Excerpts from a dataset
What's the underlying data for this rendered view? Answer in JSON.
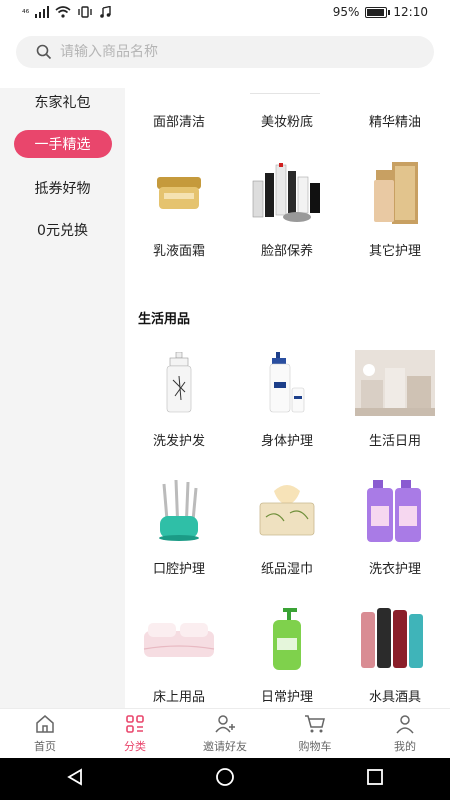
{
  "status_bar": {
    "network": "⁴⁶",
    "battery_percent": "95%",
    "battery_level": 0.95,
    "time": "12:10"
  },
  "search": {
    "placeholder": "请输入商品名称"
  },
  "sidebar": {
    "items": [
      {
        "label": "东家礼包",
        "active": false
      },
      {
        "label": "一手精选",
        "active": true
      },
      {
        "label": "抵券好物",
        "active": false
      },
      {
        "label": "0元兑换",
        "active": false
      }
    ]
  },
  "categories": {
    "row1": [
      "面部清洁",
      "美妆粉底",
      "精华精油"
    ],
    "row2": [
      "乳液面霜",
      "脸部保养",
      "其它护理"
    ],
    "section_title": "生活用品",
    "row3": [
      "洗发护发",
      "身体护理",
      "生活日用"
    ],
    "row4": [
      "口腔护理",
      "纸品湿巾",
      "洗衣护理"
    ],
    "row5": [
      "床上用品",
      "日常护理",
      "水具酒具"
    ]
  },
  "bottom_nav": {
    "items": [
      {
        "label": "首页",
        "icon": "home-icon",
        "active": false
      },
      {
        "label": "分类",
        "icon": "category-icon",
        "active": true
      },
      {
        "label": "邀请好友",
        "icon": "invite-friend-icon",
        "active": false
      },
      {
        "label": "购物车",
        "icon": "cart-icon",
        "active": false
      },
      {
        "label": "我的",
        "icon": "profile-icon",
        "active": false
      }
    ]
  },
  "colors": {
    "accent": "#e9466c",
    "sidebar_bg": "#f4f4f4",
    "search_bg": "#f2f2f2"
  }
}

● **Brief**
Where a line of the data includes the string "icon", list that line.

● **Answer box**
        "icon": "home-icon",
        "icon": "category-icon",
        "icon": "invite-friend-icon",
        "icon": "cart-icon",
        "icon": "profile-icon",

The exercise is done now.